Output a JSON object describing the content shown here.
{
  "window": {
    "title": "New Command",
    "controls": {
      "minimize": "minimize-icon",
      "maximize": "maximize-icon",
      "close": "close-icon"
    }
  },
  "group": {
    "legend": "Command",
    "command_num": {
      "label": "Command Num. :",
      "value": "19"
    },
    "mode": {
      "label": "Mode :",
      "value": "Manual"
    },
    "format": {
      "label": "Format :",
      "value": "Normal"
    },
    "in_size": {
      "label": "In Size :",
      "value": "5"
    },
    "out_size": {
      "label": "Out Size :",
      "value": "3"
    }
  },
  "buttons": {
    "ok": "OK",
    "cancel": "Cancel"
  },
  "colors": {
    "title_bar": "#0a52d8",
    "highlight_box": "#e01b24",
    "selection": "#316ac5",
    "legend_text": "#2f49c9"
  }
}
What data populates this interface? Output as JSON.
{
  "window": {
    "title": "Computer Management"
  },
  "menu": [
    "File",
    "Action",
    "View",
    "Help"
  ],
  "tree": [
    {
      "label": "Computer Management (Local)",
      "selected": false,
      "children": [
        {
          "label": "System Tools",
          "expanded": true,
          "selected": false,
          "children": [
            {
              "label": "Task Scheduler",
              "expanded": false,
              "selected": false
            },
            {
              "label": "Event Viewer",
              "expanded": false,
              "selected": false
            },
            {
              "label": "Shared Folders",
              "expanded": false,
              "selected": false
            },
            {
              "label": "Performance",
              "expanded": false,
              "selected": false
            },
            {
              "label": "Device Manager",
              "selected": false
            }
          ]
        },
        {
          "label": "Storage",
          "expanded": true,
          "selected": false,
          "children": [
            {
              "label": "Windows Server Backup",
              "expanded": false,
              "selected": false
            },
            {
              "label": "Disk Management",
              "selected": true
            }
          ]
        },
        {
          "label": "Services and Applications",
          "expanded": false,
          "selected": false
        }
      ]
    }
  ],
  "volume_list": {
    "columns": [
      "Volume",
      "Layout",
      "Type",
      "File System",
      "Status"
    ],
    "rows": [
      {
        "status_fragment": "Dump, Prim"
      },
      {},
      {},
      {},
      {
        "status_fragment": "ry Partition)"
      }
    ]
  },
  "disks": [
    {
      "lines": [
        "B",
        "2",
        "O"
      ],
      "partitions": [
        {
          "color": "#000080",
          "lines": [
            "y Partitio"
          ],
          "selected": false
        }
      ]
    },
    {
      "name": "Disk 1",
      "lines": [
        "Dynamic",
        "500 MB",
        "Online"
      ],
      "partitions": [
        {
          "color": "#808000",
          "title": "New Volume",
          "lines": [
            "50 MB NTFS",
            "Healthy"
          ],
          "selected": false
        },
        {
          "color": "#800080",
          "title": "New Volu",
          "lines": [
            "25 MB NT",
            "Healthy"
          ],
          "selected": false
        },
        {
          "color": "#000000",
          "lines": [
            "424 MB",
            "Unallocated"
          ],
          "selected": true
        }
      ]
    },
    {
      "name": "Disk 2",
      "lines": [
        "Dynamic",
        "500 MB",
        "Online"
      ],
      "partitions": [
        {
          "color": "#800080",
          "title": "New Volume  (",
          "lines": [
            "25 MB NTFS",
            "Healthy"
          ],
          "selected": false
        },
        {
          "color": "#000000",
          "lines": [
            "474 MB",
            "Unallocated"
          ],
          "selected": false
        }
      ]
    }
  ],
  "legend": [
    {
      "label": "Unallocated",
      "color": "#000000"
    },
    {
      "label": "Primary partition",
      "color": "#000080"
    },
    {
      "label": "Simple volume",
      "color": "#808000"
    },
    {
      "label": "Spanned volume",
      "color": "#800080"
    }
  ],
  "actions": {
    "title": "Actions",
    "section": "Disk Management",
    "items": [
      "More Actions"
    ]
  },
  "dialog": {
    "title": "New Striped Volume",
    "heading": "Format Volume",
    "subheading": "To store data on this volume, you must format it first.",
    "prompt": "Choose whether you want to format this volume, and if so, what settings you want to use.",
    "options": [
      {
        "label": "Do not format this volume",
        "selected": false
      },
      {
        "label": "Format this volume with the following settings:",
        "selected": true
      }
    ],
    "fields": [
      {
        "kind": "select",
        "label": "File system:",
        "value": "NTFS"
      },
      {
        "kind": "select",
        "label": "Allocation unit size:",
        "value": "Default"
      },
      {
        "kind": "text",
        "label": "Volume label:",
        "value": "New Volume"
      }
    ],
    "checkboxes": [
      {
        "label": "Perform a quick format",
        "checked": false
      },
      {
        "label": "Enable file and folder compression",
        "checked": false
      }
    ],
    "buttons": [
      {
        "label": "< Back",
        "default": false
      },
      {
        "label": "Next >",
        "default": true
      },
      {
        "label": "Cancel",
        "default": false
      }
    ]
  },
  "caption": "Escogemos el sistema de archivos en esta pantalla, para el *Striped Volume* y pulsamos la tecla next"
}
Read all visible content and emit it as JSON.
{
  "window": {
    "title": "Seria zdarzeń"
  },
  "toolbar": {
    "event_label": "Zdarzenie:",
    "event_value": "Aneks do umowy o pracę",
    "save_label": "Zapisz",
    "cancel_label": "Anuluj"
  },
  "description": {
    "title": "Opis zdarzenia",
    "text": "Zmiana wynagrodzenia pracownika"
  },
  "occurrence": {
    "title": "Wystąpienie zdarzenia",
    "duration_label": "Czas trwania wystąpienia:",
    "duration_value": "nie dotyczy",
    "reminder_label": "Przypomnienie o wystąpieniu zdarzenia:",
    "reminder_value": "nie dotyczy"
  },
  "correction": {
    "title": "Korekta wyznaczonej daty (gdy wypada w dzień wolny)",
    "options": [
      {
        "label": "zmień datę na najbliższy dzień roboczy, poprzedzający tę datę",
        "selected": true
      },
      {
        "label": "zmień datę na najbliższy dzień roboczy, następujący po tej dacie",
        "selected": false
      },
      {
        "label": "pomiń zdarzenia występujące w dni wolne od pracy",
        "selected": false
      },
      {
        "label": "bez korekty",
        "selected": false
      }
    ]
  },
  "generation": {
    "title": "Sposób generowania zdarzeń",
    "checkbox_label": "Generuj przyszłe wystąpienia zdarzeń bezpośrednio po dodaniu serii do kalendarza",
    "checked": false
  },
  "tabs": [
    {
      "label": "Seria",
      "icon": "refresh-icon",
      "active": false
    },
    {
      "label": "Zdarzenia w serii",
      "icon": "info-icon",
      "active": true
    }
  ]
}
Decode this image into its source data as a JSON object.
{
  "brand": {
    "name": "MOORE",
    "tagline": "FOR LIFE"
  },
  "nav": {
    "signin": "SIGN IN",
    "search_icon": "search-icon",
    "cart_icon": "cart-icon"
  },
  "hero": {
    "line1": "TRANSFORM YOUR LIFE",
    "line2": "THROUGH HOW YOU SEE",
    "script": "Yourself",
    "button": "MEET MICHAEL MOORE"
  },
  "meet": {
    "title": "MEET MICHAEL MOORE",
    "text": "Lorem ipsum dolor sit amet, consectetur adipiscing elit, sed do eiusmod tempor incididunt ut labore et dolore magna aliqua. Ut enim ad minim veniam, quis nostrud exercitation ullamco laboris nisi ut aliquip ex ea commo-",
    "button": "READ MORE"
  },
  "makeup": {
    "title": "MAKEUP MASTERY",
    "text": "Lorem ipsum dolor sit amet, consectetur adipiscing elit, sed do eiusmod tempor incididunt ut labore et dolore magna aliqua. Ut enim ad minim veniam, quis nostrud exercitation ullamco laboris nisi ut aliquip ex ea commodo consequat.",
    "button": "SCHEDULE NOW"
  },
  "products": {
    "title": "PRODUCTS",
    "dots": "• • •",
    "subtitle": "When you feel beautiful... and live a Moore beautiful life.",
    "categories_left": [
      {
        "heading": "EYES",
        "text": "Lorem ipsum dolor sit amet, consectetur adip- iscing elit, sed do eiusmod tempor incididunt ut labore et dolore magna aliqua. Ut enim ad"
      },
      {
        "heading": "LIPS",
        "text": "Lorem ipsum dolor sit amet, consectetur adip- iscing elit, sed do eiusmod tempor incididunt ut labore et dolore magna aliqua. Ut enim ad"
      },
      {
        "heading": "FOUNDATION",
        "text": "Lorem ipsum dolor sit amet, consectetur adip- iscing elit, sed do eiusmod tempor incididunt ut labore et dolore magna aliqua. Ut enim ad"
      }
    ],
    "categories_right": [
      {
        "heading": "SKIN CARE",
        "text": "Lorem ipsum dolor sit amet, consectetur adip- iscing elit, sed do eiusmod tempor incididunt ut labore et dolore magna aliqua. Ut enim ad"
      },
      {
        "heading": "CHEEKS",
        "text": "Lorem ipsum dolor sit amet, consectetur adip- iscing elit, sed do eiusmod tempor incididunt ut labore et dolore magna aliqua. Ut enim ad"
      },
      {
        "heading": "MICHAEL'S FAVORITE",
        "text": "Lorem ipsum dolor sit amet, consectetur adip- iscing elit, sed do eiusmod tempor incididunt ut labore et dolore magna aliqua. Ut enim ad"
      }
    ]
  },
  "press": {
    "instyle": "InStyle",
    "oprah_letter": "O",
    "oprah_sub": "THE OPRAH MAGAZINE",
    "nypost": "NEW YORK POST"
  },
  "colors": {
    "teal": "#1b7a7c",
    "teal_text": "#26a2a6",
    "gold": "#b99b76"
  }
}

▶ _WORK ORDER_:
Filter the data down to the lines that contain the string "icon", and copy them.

▶ _WRITTEN RESPONSE_:
      "minimize": "minimize-icon",
      "maximize": "maximize-icon",
      "close": "close-icon"
      "icon": "refresh-icon",
      "icon": "info-icon",
    "search_icon": "search-icon",
    "cart_icon": "cart-icon"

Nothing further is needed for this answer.